We all know that Netflix Instant Watch isn't home to the greatest films. Every now and then you come across a gem or an old classic - but for the most part, Netflix ensures that your Instant Queue is filled with average, mediocre, take-it-or-leave-it movies.
Warrior, I was expecting the knock-off UFC version of The Fighter or The Wrestler. Even after glancing at the very favorable reviews on Rotten Tomatoes during the opening credits, I was still skeptical.
Color me surprised. To quote director Gavin O'Connor, Warrior is "not a fight movie" - not entirely. Its tremendous depth makes it every bit as good as the above films; in fact, it's one of the best I've seen in years.
The opening frames - an image of rosary beads dangling from a rear view mirror - sets the stage for our introduction to Paddy Conlon (Nick Nolte), a former boxer and alcoholic that, in his effort to stay on the wagon, listens to an audio book of Melville's American classic Moby Dick while traveling to and from a local church in a gray, unremarkable town. (This isn't the only literary reference in the film - we see a framed photo of Nietzsche up on a trainer's wall, and books by Hemingway on Paddy's shelf.) Paddy's return home one evening is interrupted by a surprise visitor - his estranged son, Tommy (Tom Hardy), who has a brown bag full of liquor, a pocket full of pills, and some questions for his father.
We learn that Tommy, an ex-Marine, had been with his mother - Paddy's ex-wife - when she died a painful death. "You could've heard about her coughing up blood in a shit box with no heat. Having me rub her down with holy water, because she didn't have no insurance. All the while waiting for your pal Jesus to save her."
This tense first scene sets the stage for Warrior. The acting is solid and moving, the writing understated and elegant, and the direction masterful. Most importantly, the feeling is drilled into the audience earlier on that there is a lot more to this story than meets the eye.

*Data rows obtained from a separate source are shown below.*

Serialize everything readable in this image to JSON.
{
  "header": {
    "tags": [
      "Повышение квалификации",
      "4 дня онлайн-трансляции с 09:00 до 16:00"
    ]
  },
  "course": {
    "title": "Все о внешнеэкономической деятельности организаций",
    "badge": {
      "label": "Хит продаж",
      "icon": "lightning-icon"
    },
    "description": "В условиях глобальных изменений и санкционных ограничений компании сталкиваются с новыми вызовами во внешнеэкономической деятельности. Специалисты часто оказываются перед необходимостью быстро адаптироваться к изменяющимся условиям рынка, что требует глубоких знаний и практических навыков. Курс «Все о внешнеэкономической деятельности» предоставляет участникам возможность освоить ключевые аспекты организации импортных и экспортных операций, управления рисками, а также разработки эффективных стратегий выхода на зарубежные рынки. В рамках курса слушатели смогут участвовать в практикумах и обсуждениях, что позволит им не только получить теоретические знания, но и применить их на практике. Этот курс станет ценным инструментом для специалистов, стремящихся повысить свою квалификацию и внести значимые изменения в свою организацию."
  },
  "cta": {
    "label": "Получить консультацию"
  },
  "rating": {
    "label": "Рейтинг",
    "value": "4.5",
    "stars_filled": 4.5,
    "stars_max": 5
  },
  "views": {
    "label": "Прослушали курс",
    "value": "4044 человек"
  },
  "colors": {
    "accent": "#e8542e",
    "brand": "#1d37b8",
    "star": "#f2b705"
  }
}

But there is a current of drama that subtly rises beneath all of the action. Brendan faces off with his father in his family's backyard, also apparently for the first time in years, and spurns his attempt at affection and conversation; Tommy converses with a fallen Marine's wife, and tries to bury an act of bravery that he knows involves his own cowardice; and after being mocked and yelled at by his son, Paddy relapses in a hotel room.
But an even weightier conflict comes toward the end when, after facing off on an Atlantic City beach to revisit the dissolution of their family so many years ago, the two brothers confront each other in the cage.
This may seem like a predictable plot twist, but it's actually a remarkable innovation that defies the conventions of this kind of fight-flick. Even while we see familiar sights - the cheering wife, the pumped-up coach, the wild crowd, the supportive co-workers and friends - the audience's heart is being pulled in two directions.
As director Gavin O'Connor says in an interview, "in most of these films, you know who you're rooting for when it starts, and you go on the journey. What I was attempting to do was say, okay so you're rooting for this person, and you're rooting for this person. And these two people are on a collision course...to fight each other. Now what? And that is emotionally complex...how the hell are you gonna resolve this?"
The answer to that question lies in the deeper currents of the film, which are hinted at - not only in the first frame, but also the last, which appears to be an image of Mary tattooed on Tommy's shoulder. "Warrior is not a fight movie," O'Connor states emphatically in an interview. "It’s about spiritual redemption and healing." This transcendent dimension of the film, according to O'Connor, came from the influence of a close friend named Charles "Mask" Lewis who helped him start an apparel company called "Soul of a Lion" (a name which pops up on clothing throughout the film). That title stood for "the absolute number one in Charles’s life" - and though he passed away after being hit by a drunk driver, Lewis had apparently reignited O'Connor's interest in his own Catholic upbringing.
The resolution is breathtaking, as O'Connor unfurls this vision of "spiritual redemption" on the audience like a tidal wave. The conflict in the audience's heart explodes into joy - a joy that makes the prize money totally meaningless. As O'Connor puts it in an online interview, "the person who wins needs to win. And the person who loses, that's his win...he needs to surrender. He needs to die at the hands of his brother to be reborn." With Tommy's tap-out and Brendan's last words on-screen - "I"m sorry" and "I love you" - all of the rage and angst of the former wrestling champ and Marine hero is surrendered; all of Brendan's fears of losing his house, his health, and his long-lost brother vanish; and Paddy watches, stunned and overjoyed, as his two sons march away from the fight, out of breath, battered, bloodied - and reconciled.
Five stars. KO. Warrior is a winner.